Dataset content: Begin

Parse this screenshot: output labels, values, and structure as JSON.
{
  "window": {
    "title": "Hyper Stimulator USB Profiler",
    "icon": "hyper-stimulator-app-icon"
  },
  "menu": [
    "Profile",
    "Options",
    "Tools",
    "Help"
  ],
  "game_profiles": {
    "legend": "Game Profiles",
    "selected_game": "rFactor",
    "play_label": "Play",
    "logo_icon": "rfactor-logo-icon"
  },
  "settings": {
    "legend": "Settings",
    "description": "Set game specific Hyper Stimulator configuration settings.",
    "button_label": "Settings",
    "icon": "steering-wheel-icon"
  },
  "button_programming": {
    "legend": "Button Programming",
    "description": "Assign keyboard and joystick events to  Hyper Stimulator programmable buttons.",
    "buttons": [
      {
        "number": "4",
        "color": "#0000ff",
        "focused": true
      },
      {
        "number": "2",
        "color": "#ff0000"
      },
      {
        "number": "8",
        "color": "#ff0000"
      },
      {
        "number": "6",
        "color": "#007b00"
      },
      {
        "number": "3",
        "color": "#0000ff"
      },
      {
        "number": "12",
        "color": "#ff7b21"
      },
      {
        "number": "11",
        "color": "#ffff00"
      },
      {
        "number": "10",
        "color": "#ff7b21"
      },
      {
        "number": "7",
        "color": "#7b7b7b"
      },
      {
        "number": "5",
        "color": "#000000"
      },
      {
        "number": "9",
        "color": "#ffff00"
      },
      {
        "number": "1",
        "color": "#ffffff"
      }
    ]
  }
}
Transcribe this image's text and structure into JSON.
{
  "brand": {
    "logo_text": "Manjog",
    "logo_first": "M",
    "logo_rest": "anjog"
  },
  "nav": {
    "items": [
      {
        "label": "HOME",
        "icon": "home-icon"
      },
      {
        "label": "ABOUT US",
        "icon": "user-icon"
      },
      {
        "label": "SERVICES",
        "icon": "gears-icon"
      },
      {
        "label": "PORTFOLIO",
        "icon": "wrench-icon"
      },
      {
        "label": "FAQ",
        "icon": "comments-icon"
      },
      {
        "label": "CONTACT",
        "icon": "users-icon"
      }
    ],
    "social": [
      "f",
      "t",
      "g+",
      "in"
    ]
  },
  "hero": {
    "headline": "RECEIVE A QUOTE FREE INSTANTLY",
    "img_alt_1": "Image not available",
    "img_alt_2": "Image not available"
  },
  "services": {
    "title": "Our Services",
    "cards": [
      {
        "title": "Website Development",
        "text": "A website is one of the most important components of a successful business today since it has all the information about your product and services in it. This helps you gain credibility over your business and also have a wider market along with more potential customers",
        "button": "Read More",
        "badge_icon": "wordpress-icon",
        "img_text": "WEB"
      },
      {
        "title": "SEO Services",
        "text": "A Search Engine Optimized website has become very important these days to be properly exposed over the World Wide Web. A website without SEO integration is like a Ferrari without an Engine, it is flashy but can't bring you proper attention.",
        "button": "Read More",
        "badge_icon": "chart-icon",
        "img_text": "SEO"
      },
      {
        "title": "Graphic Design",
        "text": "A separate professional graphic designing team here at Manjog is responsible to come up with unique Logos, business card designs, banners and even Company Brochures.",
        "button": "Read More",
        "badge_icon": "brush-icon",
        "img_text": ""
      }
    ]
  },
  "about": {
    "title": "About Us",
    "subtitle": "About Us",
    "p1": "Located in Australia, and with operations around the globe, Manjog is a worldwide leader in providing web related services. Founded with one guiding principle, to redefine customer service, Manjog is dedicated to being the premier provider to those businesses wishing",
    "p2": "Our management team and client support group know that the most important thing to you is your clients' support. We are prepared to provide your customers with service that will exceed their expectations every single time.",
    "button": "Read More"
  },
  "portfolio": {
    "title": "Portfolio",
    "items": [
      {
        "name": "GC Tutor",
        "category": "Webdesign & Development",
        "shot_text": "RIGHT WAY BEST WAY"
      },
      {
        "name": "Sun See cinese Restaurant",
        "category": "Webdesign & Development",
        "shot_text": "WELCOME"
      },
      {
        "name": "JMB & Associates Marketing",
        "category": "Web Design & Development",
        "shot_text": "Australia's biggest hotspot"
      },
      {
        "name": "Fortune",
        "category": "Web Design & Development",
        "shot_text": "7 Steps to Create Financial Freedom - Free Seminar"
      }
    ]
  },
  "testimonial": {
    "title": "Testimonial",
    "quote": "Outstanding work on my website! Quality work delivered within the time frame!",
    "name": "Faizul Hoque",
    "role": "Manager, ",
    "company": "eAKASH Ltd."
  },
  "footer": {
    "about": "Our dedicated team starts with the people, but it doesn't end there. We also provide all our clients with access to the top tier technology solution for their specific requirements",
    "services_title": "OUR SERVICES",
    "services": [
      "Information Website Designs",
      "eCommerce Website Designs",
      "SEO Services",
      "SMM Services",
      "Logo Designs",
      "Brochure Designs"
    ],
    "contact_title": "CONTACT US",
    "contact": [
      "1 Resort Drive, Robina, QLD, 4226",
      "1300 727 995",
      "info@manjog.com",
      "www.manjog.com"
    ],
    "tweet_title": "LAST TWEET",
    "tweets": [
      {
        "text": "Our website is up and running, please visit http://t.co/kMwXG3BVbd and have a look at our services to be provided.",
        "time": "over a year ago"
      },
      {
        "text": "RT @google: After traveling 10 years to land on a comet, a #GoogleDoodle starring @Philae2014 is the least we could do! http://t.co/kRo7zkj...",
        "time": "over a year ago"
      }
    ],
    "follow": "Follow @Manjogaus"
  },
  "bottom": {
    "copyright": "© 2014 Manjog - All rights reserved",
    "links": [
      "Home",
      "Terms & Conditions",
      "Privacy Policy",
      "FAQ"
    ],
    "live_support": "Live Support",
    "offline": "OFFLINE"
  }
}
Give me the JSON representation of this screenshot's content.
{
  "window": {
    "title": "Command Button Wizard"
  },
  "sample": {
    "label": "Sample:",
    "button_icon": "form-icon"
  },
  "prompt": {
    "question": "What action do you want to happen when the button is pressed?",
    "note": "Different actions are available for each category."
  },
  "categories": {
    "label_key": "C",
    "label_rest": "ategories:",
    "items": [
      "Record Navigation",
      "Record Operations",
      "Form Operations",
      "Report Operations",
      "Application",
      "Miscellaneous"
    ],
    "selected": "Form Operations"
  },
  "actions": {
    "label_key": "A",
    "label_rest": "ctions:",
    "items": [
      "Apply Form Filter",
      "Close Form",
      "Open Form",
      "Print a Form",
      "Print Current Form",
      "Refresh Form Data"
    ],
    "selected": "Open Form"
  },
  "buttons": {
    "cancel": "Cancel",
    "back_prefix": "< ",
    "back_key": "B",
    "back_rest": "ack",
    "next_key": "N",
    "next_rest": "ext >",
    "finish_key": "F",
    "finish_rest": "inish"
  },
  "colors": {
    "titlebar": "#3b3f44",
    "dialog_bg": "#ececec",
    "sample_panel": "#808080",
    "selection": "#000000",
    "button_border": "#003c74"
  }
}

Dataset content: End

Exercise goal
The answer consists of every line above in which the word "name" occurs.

Exercise answer
        "name": "GC Tutor",
        "name": "Sun See cinese Restaurant",
        "name": "JMB & Associates Marketing",
        "name": "Fortune",
    "name": "Faizul Hoque",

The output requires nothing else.